Following the success of MPLS in the provision, configuration and management of virtual circuits for IP networks, some thought was given as to whether MPLS might be used to handle other sorts of virtual circuits, not as a transport mechanism, but as a signaling and control plane for:
§  Add a note hereLayer-2 virtual circuits for Frame Relay,
§  Add a note hereTDM virtual paths for SONET and SDH,
§  Add a note hereWavelengths in an optical transport network (OTN),
§  Add a note hereFiber segments linked via spatial physical port switches.

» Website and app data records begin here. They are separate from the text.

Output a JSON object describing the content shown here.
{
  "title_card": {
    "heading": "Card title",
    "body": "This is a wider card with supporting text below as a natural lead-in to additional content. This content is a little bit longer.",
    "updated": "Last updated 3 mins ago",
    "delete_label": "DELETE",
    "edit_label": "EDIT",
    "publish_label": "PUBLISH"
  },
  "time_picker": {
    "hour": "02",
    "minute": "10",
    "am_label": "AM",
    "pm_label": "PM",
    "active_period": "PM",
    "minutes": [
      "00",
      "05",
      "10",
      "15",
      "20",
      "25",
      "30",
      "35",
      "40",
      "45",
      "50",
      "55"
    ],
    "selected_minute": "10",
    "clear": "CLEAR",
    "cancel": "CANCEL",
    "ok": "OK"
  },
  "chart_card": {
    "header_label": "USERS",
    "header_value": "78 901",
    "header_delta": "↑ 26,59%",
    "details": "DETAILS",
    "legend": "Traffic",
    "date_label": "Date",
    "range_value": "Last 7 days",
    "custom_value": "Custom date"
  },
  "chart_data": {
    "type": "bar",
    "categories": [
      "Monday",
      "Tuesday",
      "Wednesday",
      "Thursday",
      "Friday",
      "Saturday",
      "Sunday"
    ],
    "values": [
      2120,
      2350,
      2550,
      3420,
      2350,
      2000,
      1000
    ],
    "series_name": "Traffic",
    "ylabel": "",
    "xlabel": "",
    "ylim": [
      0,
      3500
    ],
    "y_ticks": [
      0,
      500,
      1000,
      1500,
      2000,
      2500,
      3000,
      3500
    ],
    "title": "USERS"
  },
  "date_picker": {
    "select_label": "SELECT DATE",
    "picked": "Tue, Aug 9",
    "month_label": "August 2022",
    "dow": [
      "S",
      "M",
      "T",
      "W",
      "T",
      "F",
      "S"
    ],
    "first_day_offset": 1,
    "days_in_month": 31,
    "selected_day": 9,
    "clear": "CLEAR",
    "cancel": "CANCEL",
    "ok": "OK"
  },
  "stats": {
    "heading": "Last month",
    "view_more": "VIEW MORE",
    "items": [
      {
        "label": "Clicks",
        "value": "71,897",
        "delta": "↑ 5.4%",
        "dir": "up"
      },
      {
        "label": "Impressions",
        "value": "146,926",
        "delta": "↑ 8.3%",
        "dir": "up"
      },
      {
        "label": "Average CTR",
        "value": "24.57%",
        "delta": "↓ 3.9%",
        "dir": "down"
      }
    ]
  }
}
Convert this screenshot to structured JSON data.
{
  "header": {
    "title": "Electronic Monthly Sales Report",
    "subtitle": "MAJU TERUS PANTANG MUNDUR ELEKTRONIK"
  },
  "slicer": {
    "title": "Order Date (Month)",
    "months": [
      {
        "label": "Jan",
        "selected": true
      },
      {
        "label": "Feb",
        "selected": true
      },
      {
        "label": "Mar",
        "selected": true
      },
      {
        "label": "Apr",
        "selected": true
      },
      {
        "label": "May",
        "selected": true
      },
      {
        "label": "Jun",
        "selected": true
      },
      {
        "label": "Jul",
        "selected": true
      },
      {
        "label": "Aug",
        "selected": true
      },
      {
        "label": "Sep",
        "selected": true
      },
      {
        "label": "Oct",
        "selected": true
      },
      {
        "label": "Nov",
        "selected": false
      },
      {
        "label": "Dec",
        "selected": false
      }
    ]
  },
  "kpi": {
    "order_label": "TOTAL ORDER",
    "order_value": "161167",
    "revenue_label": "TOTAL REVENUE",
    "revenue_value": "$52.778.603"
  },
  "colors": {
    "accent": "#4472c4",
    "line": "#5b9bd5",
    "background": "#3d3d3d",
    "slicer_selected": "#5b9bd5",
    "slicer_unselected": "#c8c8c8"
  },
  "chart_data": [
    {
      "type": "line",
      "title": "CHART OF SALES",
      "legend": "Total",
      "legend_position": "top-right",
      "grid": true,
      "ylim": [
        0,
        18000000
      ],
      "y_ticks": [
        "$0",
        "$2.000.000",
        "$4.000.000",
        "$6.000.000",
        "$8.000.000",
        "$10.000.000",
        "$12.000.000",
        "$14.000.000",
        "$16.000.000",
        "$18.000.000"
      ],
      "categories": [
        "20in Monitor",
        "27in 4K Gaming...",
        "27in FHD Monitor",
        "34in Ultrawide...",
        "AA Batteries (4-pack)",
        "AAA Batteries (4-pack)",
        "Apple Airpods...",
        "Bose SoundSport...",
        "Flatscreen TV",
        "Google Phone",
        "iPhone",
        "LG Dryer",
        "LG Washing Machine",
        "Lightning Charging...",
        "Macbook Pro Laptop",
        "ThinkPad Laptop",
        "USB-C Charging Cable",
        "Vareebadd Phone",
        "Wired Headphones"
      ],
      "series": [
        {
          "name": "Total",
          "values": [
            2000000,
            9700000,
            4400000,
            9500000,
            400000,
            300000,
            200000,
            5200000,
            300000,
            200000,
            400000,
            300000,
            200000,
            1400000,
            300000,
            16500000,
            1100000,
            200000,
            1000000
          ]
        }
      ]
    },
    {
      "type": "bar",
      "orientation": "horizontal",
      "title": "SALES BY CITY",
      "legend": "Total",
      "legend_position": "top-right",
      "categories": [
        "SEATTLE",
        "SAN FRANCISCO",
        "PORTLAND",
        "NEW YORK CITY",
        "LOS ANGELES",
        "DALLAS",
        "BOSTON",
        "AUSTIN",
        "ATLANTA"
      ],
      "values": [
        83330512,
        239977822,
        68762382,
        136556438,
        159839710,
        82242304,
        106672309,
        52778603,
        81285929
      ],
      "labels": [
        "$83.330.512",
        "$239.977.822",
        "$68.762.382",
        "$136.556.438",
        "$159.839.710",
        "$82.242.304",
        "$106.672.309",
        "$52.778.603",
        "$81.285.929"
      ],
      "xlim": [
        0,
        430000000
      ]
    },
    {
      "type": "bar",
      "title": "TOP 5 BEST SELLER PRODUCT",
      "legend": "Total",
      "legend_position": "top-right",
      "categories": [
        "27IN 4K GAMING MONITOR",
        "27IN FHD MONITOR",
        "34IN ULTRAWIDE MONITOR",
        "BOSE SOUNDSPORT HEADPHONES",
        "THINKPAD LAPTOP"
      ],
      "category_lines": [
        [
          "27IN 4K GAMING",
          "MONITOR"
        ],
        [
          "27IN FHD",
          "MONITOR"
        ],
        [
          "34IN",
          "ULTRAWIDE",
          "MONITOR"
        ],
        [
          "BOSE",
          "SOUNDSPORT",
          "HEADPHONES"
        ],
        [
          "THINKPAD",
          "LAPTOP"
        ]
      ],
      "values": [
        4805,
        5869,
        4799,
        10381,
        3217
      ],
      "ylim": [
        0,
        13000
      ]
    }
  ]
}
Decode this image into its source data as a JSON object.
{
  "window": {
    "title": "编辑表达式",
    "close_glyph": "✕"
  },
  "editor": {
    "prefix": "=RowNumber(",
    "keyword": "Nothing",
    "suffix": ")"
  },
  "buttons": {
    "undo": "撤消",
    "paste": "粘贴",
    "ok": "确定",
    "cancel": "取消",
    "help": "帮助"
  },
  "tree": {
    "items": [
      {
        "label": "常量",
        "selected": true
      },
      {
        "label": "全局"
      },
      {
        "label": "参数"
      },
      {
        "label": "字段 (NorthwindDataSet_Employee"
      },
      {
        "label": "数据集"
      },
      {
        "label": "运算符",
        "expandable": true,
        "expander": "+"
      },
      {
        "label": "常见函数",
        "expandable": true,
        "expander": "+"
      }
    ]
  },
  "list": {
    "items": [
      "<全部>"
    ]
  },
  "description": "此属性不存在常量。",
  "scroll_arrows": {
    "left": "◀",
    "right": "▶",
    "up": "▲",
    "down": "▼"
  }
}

Add a note hereThus was born Generalized MPLS (GMPLS), which applies the MPLS control plane (with extensions) to these other layers—the focus is typically on SONET/ SDH and optical (wavelength) networks. Cross-connects and Add-Drop Multiplexers in these networks need to exchange GMPLS protocol messages. This is not necessarily strange—all these devices today run element managers or SNMP agents that communicate via a management IP layer. In the TDM world, MPLS label allocation/de-allocation is identified with time-slot allocation; in the optical world it is equivalent to wavelength allocation.
Add a note hereIn fact, GMPLS has had a mixed reception in the world’s carriers. Optical and transmission engineers don’t necessarily believe that the IP guys know best when it comes to controlling their networks. There is a history of virtual path management in SONET/SDH networks and optical channel management for OTNs being organized through the network management systems. With increasing element intelligence and more powerful management tools, it is widely felt that the management plane is adequate, and that replicating its functions in a new signaling plane is not required. Of course, opinions differ.